US4125661 *Dec 2, 1977Nov 14, 1978Mona Industries, Inc.Laminated plates for chemical milling
US4587202 *Dec 14, 1984May 6, 1986Ethicon, Inc.Photoetching process for making surgical needles
US5693454 *Jan 24, 1996Dec 2, 1997United States Surgical CorporationTwo-sided photoetching process for needle fabrication
US5762811 *Jan 24, 1996Jun 9, 1998United States Surgical CorporationOne-sided photoetching process for needle fabrication
US5792180 *Jan 23, 1996Aug 11, 1998United States Surgical CorporationHigh bend strength surgical needles and surgical incision members and methods of producing same by double sided photoetching

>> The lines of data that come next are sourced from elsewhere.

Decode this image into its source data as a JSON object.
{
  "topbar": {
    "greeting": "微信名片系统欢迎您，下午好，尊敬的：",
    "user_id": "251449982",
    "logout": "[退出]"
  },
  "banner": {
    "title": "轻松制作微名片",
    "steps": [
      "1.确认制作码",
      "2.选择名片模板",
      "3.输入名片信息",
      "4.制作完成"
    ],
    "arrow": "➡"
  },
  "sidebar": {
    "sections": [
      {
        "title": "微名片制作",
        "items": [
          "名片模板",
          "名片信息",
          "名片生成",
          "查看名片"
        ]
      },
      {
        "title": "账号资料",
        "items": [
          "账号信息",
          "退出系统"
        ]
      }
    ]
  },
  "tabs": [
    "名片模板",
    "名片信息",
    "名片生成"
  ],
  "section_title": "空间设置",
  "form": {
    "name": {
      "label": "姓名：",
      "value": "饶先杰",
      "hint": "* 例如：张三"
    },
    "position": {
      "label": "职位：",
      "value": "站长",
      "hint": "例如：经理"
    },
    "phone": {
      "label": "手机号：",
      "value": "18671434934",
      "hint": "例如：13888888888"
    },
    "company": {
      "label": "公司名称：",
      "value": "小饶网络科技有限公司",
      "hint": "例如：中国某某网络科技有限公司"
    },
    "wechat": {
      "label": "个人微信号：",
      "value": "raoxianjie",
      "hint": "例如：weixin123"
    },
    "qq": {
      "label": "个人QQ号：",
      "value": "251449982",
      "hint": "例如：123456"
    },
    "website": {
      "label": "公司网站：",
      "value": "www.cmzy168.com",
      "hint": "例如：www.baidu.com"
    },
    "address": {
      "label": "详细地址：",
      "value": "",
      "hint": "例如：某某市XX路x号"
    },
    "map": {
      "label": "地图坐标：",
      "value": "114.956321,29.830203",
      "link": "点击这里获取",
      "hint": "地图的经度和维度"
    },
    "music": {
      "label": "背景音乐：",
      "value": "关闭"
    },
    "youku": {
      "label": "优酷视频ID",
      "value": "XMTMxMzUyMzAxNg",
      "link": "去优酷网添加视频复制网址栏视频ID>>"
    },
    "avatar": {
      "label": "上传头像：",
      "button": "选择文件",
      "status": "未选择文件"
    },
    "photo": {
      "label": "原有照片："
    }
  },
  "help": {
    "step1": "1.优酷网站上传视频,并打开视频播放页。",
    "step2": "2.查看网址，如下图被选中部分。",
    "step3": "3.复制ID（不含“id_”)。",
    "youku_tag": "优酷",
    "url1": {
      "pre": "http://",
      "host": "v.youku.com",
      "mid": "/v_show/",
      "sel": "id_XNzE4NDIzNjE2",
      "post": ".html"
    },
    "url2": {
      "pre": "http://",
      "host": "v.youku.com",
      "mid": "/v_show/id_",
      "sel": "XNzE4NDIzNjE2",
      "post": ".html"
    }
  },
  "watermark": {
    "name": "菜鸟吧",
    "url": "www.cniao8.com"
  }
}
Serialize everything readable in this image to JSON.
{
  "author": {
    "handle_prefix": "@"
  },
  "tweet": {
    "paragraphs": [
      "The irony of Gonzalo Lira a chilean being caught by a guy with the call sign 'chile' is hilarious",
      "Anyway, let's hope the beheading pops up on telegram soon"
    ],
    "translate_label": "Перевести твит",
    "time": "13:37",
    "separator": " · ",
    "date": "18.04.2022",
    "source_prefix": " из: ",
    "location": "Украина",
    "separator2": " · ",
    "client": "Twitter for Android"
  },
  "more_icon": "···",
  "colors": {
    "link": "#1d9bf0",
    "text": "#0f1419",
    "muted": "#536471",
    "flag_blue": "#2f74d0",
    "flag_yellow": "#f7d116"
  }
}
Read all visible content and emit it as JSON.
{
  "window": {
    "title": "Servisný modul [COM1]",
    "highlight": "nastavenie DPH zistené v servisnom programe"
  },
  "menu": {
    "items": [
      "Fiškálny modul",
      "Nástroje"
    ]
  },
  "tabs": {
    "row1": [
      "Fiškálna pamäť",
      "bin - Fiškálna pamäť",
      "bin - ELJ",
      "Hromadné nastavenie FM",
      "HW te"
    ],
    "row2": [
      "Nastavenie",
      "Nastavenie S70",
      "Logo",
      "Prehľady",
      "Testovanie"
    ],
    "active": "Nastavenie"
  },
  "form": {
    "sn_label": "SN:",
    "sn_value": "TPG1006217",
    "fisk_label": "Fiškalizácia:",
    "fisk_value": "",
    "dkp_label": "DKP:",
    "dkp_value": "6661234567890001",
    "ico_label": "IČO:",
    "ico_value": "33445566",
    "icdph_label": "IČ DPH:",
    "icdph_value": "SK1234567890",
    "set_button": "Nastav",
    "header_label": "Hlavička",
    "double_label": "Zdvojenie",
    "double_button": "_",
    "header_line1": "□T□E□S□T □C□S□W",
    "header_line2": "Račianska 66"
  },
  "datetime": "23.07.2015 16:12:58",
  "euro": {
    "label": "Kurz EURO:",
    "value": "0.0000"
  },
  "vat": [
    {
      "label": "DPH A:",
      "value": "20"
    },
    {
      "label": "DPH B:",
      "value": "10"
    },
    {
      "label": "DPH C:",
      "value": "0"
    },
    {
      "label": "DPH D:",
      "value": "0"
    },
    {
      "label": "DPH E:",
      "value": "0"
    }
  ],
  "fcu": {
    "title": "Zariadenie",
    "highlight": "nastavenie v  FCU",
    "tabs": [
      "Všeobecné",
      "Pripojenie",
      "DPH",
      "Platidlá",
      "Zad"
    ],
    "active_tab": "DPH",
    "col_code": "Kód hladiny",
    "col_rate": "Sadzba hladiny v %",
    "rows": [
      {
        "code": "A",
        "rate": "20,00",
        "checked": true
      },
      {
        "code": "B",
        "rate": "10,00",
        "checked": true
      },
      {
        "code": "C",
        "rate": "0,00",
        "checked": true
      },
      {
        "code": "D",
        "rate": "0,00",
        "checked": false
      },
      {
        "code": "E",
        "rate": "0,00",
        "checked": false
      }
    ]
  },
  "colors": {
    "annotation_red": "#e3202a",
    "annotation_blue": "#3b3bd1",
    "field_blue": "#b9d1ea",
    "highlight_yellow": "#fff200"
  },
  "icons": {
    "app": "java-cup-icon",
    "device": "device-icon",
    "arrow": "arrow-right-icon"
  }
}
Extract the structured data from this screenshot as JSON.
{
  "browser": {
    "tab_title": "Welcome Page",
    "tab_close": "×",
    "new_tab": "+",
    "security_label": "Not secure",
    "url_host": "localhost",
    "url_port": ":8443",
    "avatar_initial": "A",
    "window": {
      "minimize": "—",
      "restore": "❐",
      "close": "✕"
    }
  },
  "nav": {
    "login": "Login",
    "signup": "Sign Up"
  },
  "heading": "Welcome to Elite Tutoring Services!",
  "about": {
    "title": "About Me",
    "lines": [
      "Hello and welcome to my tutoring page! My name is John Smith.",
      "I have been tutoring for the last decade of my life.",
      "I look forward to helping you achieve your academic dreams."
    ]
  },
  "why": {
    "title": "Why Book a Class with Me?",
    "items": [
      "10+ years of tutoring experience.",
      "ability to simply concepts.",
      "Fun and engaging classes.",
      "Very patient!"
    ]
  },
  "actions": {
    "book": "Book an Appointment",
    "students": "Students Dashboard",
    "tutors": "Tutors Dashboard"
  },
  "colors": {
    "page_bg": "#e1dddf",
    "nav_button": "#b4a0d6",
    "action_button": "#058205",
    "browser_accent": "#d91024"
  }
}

US5904830 *Jun 7, 1995May 18, 1999Sumitomo Electric Industries, Ltd.Process for finishing steelwire
US6544402 *Feb 14, 2001Apr 8, 2003Graf + Cie AgMethod and apparatus for manufacturing a wire
US20080308523 *Jun 12, 2008Dec 18, 2008Peter KrulevitchMethod for manufacturing flexible medical device conduit
US20080312582 *Jun 12, 2008Dec 18, 2008Peter KrulevitchMethod for inserting a flexible medical device conduit
US20080312600 *Jun 12, 2008Dec 18, 2008Peter KrulevitchFlexible medical device conduit
CN104625278A *Nov 12, 2013May 20, 2015联合汽车电子有限公司Method for manufacturing products by cast components through copper brazing
EP0185523A2 *Dec 13, 1985Jun 25, 1986Ethicon Inc.Photoetching process for making surgical needles
EP0185523A3 *Dec 13, 1985Aug 10, 1988Ethicon Inc.Photoetching process for making surgical needles
WO1993010279A1 *Nov 13, 1992May 27, 1993Extrude Hone CorporationOrbital chemical milling
Classifications
U.S. Classification205/661, 216/13, 205/680, 216/100, 216/41
International ClassificationC23F1/02, C25F3/00, C25F3/16
Cooperative ClassificationC23F1/02, C25F3/16
European ClassificationC23F1/02, C25F3/16